**Input data**.
◇ ◇ ◇ ◇ ◇

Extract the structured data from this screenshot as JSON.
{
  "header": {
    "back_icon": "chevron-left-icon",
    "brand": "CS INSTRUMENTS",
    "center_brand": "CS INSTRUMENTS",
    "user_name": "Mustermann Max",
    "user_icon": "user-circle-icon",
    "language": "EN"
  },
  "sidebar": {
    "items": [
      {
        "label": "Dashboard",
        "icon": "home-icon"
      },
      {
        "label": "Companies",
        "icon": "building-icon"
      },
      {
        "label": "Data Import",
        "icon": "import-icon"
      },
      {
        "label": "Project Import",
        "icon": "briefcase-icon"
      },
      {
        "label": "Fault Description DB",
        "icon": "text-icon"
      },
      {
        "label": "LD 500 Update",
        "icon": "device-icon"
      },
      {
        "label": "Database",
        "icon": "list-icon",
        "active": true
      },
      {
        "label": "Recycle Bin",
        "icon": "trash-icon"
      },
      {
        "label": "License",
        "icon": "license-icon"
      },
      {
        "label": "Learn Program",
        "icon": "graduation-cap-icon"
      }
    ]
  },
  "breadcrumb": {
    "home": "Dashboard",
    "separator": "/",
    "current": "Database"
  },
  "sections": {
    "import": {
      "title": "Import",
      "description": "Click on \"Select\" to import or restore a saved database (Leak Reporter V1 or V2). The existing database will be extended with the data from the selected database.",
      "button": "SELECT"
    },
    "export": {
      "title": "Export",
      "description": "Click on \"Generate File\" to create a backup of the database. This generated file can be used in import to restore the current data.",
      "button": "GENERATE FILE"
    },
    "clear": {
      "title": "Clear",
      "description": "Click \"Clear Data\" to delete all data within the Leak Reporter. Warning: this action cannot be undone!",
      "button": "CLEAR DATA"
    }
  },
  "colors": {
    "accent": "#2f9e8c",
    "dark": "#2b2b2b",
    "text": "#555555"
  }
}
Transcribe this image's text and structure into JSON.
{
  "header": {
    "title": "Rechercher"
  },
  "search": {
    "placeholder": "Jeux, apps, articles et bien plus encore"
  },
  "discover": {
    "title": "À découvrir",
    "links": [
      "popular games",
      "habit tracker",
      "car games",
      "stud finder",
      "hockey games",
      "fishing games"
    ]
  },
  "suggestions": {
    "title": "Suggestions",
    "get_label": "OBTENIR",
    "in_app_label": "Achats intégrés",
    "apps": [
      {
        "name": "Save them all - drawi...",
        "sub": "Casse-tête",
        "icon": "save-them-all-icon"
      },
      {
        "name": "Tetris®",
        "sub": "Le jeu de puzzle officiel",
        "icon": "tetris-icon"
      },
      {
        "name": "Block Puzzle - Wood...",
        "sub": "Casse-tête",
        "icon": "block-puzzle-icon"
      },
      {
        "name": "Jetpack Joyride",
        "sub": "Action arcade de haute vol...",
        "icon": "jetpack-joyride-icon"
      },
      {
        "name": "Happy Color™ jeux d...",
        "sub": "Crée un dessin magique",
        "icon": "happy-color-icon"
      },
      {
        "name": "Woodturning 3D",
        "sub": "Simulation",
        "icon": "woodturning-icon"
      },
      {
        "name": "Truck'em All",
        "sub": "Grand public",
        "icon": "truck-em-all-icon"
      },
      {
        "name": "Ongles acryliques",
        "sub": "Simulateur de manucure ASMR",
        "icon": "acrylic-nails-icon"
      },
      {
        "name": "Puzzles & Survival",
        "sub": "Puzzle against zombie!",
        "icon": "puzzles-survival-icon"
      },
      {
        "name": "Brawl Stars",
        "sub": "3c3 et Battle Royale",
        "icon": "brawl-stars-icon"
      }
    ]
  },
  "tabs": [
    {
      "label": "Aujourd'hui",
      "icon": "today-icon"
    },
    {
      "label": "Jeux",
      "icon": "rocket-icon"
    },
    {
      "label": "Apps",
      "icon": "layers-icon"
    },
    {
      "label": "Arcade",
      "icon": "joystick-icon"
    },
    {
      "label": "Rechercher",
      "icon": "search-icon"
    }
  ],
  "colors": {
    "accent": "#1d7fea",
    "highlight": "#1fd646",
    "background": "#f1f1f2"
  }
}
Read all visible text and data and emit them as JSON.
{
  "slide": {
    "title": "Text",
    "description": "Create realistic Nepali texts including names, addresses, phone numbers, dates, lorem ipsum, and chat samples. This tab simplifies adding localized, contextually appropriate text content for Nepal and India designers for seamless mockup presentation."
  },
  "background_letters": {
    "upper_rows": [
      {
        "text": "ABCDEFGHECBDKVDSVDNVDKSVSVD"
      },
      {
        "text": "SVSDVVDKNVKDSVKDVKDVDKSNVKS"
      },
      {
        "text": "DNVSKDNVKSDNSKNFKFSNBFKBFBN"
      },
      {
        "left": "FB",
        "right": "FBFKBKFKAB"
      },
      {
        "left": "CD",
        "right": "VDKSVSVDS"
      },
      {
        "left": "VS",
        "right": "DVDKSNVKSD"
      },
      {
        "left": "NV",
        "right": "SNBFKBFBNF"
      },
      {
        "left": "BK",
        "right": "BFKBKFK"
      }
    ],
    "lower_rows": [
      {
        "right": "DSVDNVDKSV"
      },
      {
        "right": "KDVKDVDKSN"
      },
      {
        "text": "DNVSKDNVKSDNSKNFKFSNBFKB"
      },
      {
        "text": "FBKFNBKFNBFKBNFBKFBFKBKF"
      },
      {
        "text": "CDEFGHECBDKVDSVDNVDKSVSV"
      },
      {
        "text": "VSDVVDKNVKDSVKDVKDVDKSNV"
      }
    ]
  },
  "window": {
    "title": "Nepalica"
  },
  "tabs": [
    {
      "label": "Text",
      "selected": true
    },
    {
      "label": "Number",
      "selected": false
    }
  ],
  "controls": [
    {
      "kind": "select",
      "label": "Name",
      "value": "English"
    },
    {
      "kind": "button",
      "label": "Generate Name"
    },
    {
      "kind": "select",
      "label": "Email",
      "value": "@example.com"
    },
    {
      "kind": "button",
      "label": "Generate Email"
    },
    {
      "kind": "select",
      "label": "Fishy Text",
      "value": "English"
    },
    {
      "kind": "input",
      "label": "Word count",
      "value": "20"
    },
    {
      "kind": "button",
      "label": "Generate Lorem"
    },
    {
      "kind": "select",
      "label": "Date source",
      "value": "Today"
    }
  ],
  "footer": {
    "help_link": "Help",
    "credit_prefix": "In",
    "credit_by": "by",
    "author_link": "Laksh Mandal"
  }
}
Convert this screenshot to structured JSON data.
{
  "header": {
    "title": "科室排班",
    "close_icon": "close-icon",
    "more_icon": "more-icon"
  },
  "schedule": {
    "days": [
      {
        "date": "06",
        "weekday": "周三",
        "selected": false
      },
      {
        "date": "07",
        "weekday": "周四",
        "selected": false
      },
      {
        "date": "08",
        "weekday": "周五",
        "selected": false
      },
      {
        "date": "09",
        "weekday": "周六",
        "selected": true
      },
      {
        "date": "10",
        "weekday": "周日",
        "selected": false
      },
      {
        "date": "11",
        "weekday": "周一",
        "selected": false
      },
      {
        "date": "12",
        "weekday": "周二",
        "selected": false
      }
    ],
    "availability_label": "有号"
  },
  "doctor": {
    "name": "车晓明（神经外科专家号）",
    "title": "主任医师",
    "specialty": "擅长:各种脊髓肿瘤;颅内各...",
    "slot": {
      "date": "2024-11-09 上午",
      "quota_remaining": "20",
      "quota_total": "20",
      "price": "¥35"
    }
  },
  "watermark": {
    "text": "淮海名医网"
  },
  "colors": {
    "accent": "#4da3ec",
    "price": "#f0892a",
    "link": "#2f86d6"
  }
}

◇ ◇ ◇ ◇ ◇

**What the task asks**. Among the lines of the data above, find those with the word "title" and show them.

**Written solution**.
      "title": "Import",
      "title": "Export",
      "title": "Clear",
    "title": "Rechercher"
    "title": "À découvrir",
    "title": "Suggestions",
    "title": "Text",
    "title": "Nepalica"
    "title": "科室排班",
    "title": "主任医师",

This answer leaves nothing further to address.